[Exercise directions]
Match the string "life" against each line below, and copy every line that matches.

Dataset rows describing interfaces

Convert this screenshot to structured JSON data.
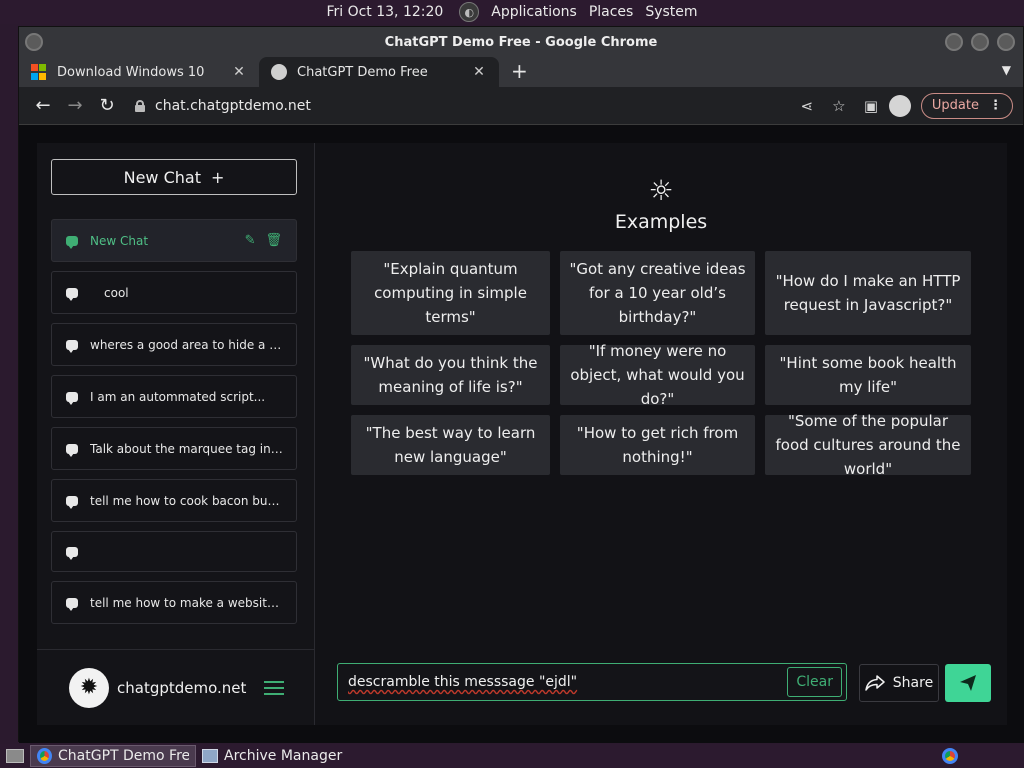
{
  "panel": {
    "datetime": "Fri Oct 13, 12:20",
    "menu_applications": "Applications",
    "menu_places": "Places",
    "menu_system": "System"
  },
  "window": {
    "title": "ChatGPT Demo Free - Google Chrome"
  },
  "tabs": [
    {
      "label": "Download Windows 10",
      "icon": "windows-logo-icon"
    },
    {
      "label": "ChatGPT Demo Free",
      "icon": "globe-icon"
    }
  ],
  "address": {
    "url": "chat.chatgptdemo.net",
    "update_label": "Update"
  },
  "sidebar": {
    "new_chat_label": "New Chat",
    "chats": [
      {
        "label": "New Chat",
        "active": true
      },
      {
        "label": "cool"
      },
      {
        "label": "wheres a good area to hide a body"
      },
      {
        "label": "I am an autommated script..."
      },
      {
        "label": "Talk about the marquee tag in gre..."
      },
      {
        "label": "tell me how to cook bacon but wri..."
      },
      {
        "label": ""
      },
      {
        "label": "tell me how to make a website but..."
      }
    ],
    "brand": "chatgptdemo.net"
  },
  "main": {
    "examples_title": "Examples",
    "examples": [
      "\"Explain quantum computing in simple terms\"",
      "\"Got any creative ideas for a 10 year old’s birthday?\"",
      "\"How do I make an HTTP request in Javascript?\"",
      "\"What do you think the meaning of life is?\"",
      "\"If money were no object, what would you do?\"",
      "\"Hint some book health my life\"",
      "\"The best way to learn new language\"",
      "\"How to get rich from nothing!\"",
      "\"Some of the popular food cultures around the world\""
    ],
    "input_value": "descramble this messsage \"ejdl\"",
    "clear_label": "Clear",
    "share_label": "Share"
  },
  "taskbar": {
    "chrome_item": "ChatGPT Demo Fre...",
    "archive_item": "Archive Manager"
  },
  "colors": {
    "accent": "#3fae74",
    "send": "#3fd596",
    "background": "#121216"
  }
}
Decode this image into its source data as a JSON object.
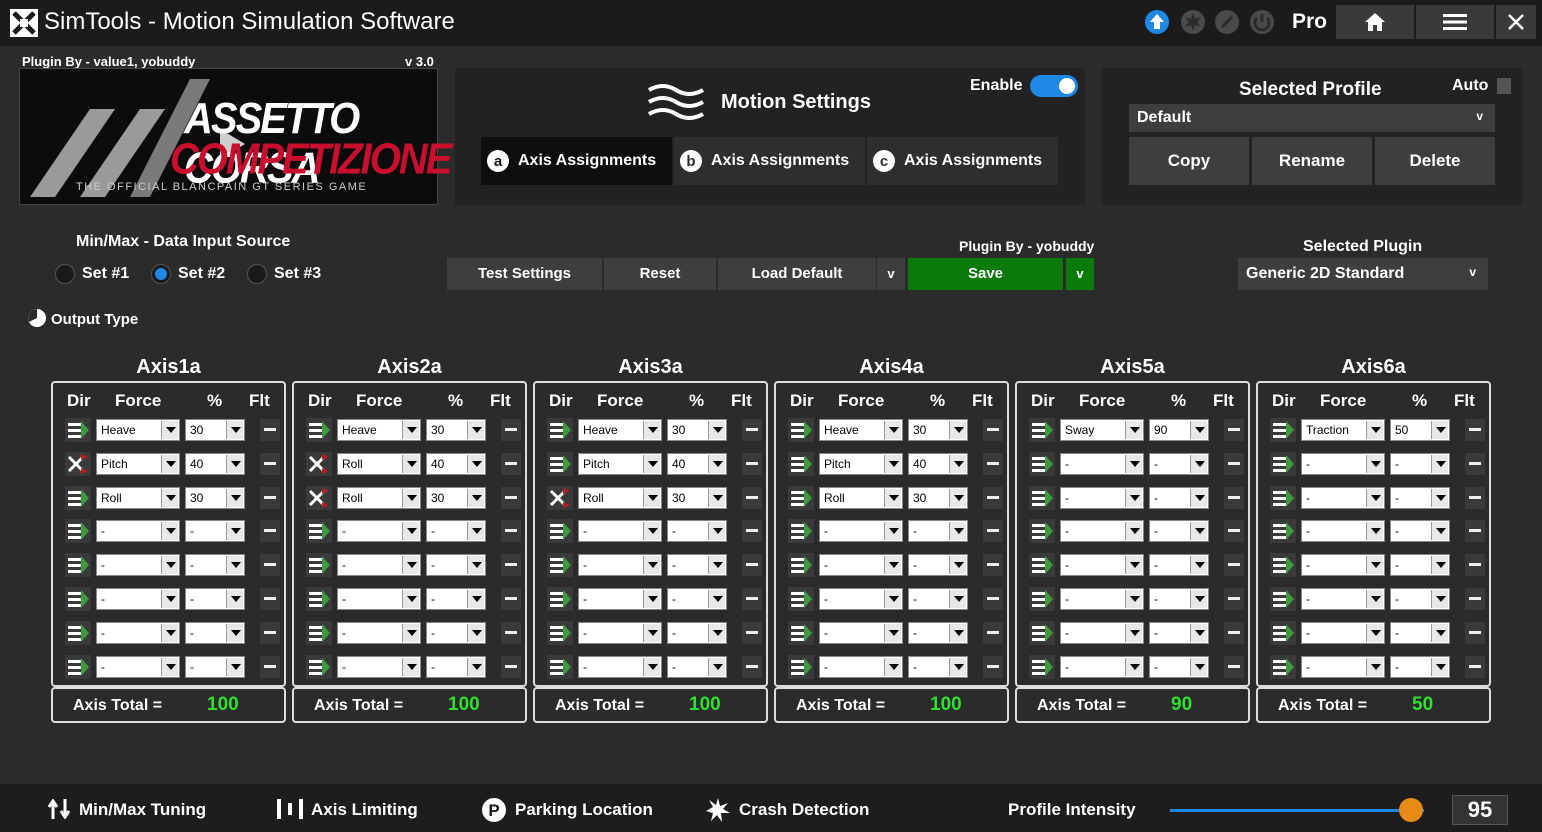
{
  "app": {
    "title": "SimTools - Motion Simulation Software",
    "pro_label": "Pro"
  },
  "game_panel": {
    "plugin_by": "Plugin By - value1, yobuddy",
    "version": "v 3.0",
    "logo_text_1": "ASSETTO CORSA",
    "logo_text_2": "COMPETIZIONE",
    "logo_sub": "THE OFFICIAL BLANCPAIN GT SERIES GAME"
  },
  "motion_settings": {
    "title": "Motion Settings",
    "enable_label": "Enable",
    "enable_on": true,
    "tabs": [
      {
        "letter": "a",
        "label": "Axis Assignments"
      },
      {
        "letter": "b",
        "label": "Axis Assignments"
      },
      {
        "letter": "c",
        "label": "Axis Assignments"
      }
    ]
  },
  "profile": {
    "title": "Selected Profile",
    "auto_label": "Auto",
    "selected": "Default",
    "buttons": [
      "Copy",
      "Rename",
      "Delete"
    ]
  },
  "data_source": {
    "label": "Min/Max - Data Input Source",
    "options": [
      "Set #1",
      "Set #2",
      "Set #3"
    ],
    "selected_index": 1
  },
  "toolbar": {
    "test_settings": "Test Settings",
    "reset": "Reset",
    "load_default": "Load Default",
    "v1": "v",
    "save_plugin_by": "Plugin By - yobuddy",
    "save": "Save",
    "v2": "v"
  },
  "plugin": {
    "label": "Selected Plugin",
    "selected": "Generic 2D Standard"
  },
  "output_type_label": "Output Type",
  "column_headers": {
    "dir": "Dir",
    "force": "Force",
    "pct": "%",
    "flt": "Flt"
  },
  "axis_total_label": "Axis Total =",
  "axes": [
    {
      "name": "Axis1a",
      "total": "100",
      "rows": [
        {
          "dir": "normal",
          "force": "Heave",
          "pct": "30"
        },
        {
          "dir": "inverted",
          "force": "Pitch",
          "pct": "40"
        },
        {
          "dir": "normal",
          "force": "Roll",
          "pct": "30"
        },
        {
          "dir": "normal",
          "force": "-",
          "pct": "-"
        },
        {
          "dir": "normal",
          "force": "-",
          "pct": "-"
        },
        {
          "dir": "normal",
          "force": "-",
          "pct": "-"
        },
        {
          "dir": "normal",
          "force": "-",
          "pct": "-"
        },
        {
          "dir": "normal",
          "force": "-",
          "pct": "-"
        }
      ]
    },
    {
      "name": "Axis2a",
      "total": "100",
      "rows": [
        {
          "dir": "normal",
          "force": "Heave",
          "pct": "30"
        },
        {
          "dir": "inverted",
          "force": "Roll",
          "pct": "40"
        },
        {
          "dir": "inverted",
          "force": "Roll",
          "pct": "30"
        },
        {
          "dir": "normal",
          "force": "-",
          "pct": "-"
        },
        {
          "dir": "normal",
          "force": "-",
          "pct": "-"
        },
        {
          "dir": "normal",
          "force": "-",
          "pct": "-"
        },
        {
          "dir": "normal",
          "force": "-",
          "pct": "-"
        },
        {
          "dir": "normal",
          "force": "-",
          "pct": "-"
        }
      ]
    },
    {
      "name": "Axis3a",
      "total": "100",
      "rows": [
        {
          "dir": "normal",
          "force": "Heave",
          "pct": "30"
        },
        {
          "dir": "normal",
          "force": "Pitch",
          "pct": "40"
        },
        {
          "dir": "inverted",
          "force": "Roll",
          "pct": "30"
        },
        {
          "dir": "normal",
          "force": "-",
          "pct": "-"
        },
        {
          "dir": "normal",
          "force": "-",
          "pct": "-"
        },
        {
          "dir": "normal",
          "force": "-",
          "pct": "-"
        },
        {
          "dir": "normal",
          "force": "-",
          "pct": "-"
        },
        {
          "dir": "normal",
          "force": "-",
          "pct": "-"
        }
      ]
    },
    {
      "name": "Axis4a",
      "total": "100",
      "rows": [
        {
          "dir": "normal",
          "force": "Heave",
          "pct": "30"
        },
        {
          "dir": "normal",
          "force": "Pitch",
          "pct": "40"
        },
        {
          "dir": "normal",
          "force": "Roll",
          "pct": "30"
        },
        {
          "dir": "normal",
          "force": "-",
          "pct": "-"
        },
        {
          "dir": "normal",
          "force": "-",
          "pct": "-"
        },
        {
          "dir": "normal",
          "force": "-",
          "pct": "-"
        },
        {
          "dir": "normal",
          "force": "-",
          "pct": "-"
        },
        {
          "dir": "normal",
          "force": "-",
          "pct": "-"
        }
      ]
    },
    {
      "name": "Axis5a",
      "total": "90",
      "rows": [
        {
          "dir": "normal",
          "force": "Sway",
          "pct": "90"
        },
        {
          "dir": "normal",
          "force": "-",
          "pct": "-"
        },
        {
          "dir": "normal",
          "force": "-",
          "pct": "-"
        },
        {
          "dir": "normal",
          "force": "-",
          "pct": "-"
        },
        {
          "dir": "normal",
          "force": "-",
          "pct": "-"
        },
        {
          "dir": "normal",
          "force": "-",
          "pct": "-"
        },
        {
          "dir": "normal",
          "force": "-",
          "pct": "-"
        },
        {
          "dir": "normal",
          "force": "-",
          "pct": "-"
        }
      ]
    },
    {
      "name": "Axis6a",
      "total": "50",
      "rows": [
        {
          "dir": "normal",
          "force": "Traction",
          "pct": "50"
        },
        {
          "dir": "normal",
          "force": "-",
          "pct": "-"
        },
        {
          "dir": "normal",
          "force": "-",
          "pct": "-"
        },
        {
          "dir": "normal",
          "force": "-",
          "pct": "-"
        },
        {
          "dir": "normal",
          "force": "-",
          "pct": "-"
        },
        {
          "dir": "normal",
          "force": "-",
          "pct": "-"
        },
        {
          "dir": "normal",
          "force": "-",
          "pct": "-"
        },
        {
          "dir": "normal",
          "force": "-",
          "pct": "-"
        }
      ]
    }
  ],
  "bottom": {
    "minmax": "Min/Max Tuning",
    "axis_limiting": "Axis Limiting",
    "parking": "Parking Location",
    "crash": "Crash Detection",
    "intensity_label": "Profile Intensity",
    "intensity_value": "95",
    "intensity_fraction": 0.95
  },
  "colors": {
    "accent_blue": "#1e88e5",
    "save_green": "#0a7a0a",
    "total_green": "#2fe02f",
    "dir_green": "#3f9a3f",
    "dir_red": "#b02222",
    "slider_orange": "#e88b16"
  }
}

[Solution to this problem]
      "\"What do you think the meaning of life is?\"",
      "\"Hint some book health my life\"",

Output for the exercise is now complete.